The data:
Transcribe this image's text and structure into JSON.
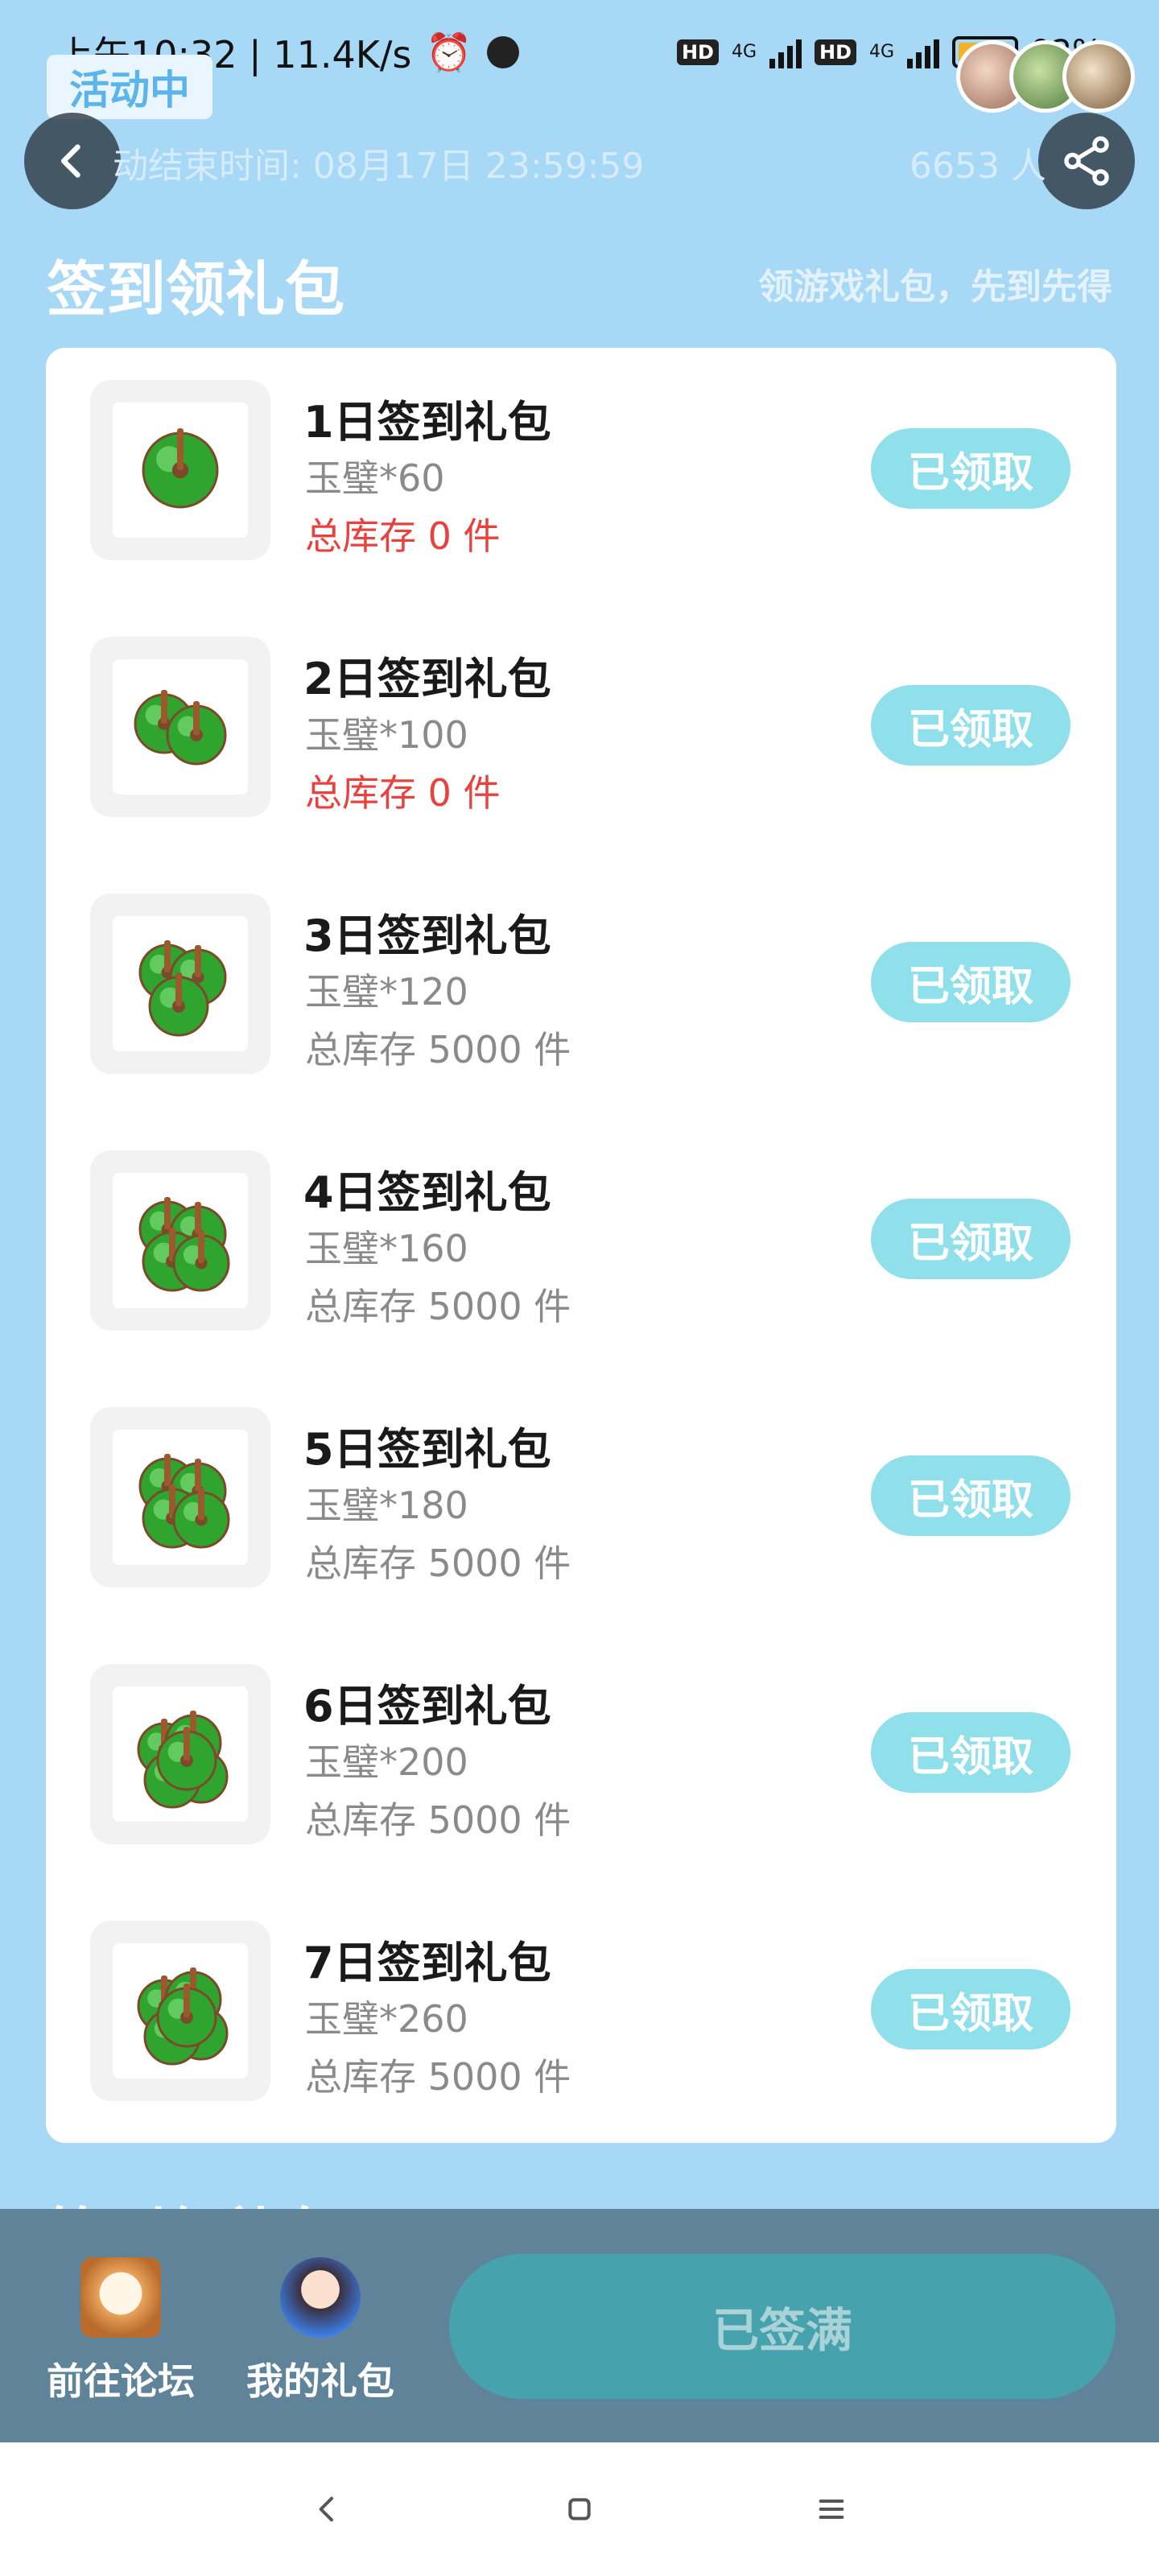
{
  "status_bar": {
    "time_speed": "上午10:32 | 11.4K/s",
    "network_label": "4G",
    "hd_label": "HD",
    "battery": "92%"
  },
  "header": {
    "badge": "活动中",
    "end_time": "动结束时间: 08月17日 23:59:59",
    "participants": "6653 人"
  },
  "section": {
    "title": "签到领礼包",
    "subtitle": "领游戏礼包，先到先得"
  },
  "gifts": [
    {
      "name": "1日签到礼包",
      "desc": "玉璧*60",
      "stock": "总库存 0 件",
      "stock_empty": true,
      "button": "已领取",
      "coins": 1
    },
    {
      "name": "2日签到礼包",
      "desc": "玉璧*100",
      "stock": "总库存 0 件",
      "stock_empty": true,
      "button": "已领取",
      "coins": 2
    },
    {
      "name": "3日签到礼包",
      "desc": "玉璧*120",
      "stock": "总库存 5000 件",
      "stock_empty": false,
      "button": "已领取",
      "coins": 3
    },
    {
      "name": "4日签到礼包",
      "desc": "玉璧*160",
      "stock": "总库存 5000 件",
      "stock_empty": false,
      "button": "已领取",
      "coins": 4
    },
    {
      "name": "5日签到礼包",
      "desc": "玉璧*180",
      "stock": "总库存 5000 件",
      "stock_empty": false,
      "button": "已领取",
      "coins": 4
    },
    {
      "name": "6日签到礼包",
      "desc": "玉璧*200",
      "stock": "总库存 5000 件",
      "stock_empty": false,
      "button": "已领取",
      "coins": 5
    },
    {
      "name": "7日签到礼包",
      "desc": "玉璧*260",
      "stock": "总库存 5000 件",
      "stock_empty": false,
      "button": "已领取",
      "coins": 5
    }
  ],
  "bottom_bar": {
    "forum_label": "前往论坛",
    "my_gifts_label": "我的礼包",
    "signin_label": "已签满"
  },
  "colors": {
    "page_bg": "#a7d8f6",
    "claim_button": "#8fe0ea",
    "stock_empty": "#e8423e",
    "bottom_bar": "#5f8399",
    "signin_button": "#46a3ad"
  },
  "icons": {
    "back": "chevron-left-icon",
    "share": "share-icon",
    "alarm": "alarm-icon",
    "coin": "jade-coin-icon"
  }
}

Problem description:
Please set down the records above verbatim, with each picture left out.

Response to the task:
Transcribe this image's text and structure into JSON.
{
  "status_bar": {
    "time_speed": "上午10:32 | 11.4K/s",
    "network_label": "4G",
    "hd_label": "HD",
    "battery": "92%"
  },
  "header": {
    "badge": "活动中",
    "end_time": "动结束时间: 08月17日 23:59:59",
    "participants": "6653 人"
  },
  "section": {
    "title": "签到领礼包",
    "subtitle": "领游戏礼包，先到先得"
  },
  "gifts": [
    {
      "name": "1日签到礼包",
      "desc": "玉璧*60",
      "stock": "总库存 0 件",
      "stock_empty": true,
      "button": "已领取",
      "coins": 1
    },
    {
      "name": "2日签到礼包",
      "desc": "玉璧*100",
      "stock": "总库存 0 件",
      "stock_empty": true,
      "button": "已领取",
      "coins": 2
    },
    {
      "name": "3日签到礼包",
      "desc": "玉璧*120",
      "stock": "总库存 5000 件",
      "stock_empty": false,
      "button": "已领取",
      "coins": 3
    },
    {
      "name": "4日签到礼包",
      "desc": "玉璧*160",
      "stock": "总库存 5000 件",
      "stock_empty": false,
      "button": "已领取",
      "coins": 4
    },
    {
      "name": "5日签到礼包",
      "desc": "玉璧*180",
      "stock": "总库存 5000 件",
      "stock_empty": false,
      "button": "已领取",
      "coins": 4
    },
    {
      "name": "6日签到礼包",
      "desc": "玉璧*200",
      "stock": "总库存 5000 件",
      "stock_empty": false,
      "button": "已领取",
      "coins": 5
    },
    {
      "name": "7日签到礼包",
      "desc": "玉璧*260",
      "stock": "总库存 5000 件",
      "stock_empty": false,
      "button": "已领取",
      "coins": 5
    }
  ],
  "bottom_bar": {
    "forum_label": "前往论坛",
    "my_gifts_label": "我的礼包",
    "signin_label": "已签满"
  },
  "colors": {
    "page_bg": "#a7d8f6",
    "claim_button": "#8fe0ea",
    "stock_empty": "#e8423e",
    "bottom_bar": "#5f8399",
    "signin_button": "#46a3ad"
  },
  "icons": {
    "back": "chevron-left-icon",
    "share": "share-icon",
    "alarm": "alarm-icon",
    "coin": "jade-coin-icon"
  }
}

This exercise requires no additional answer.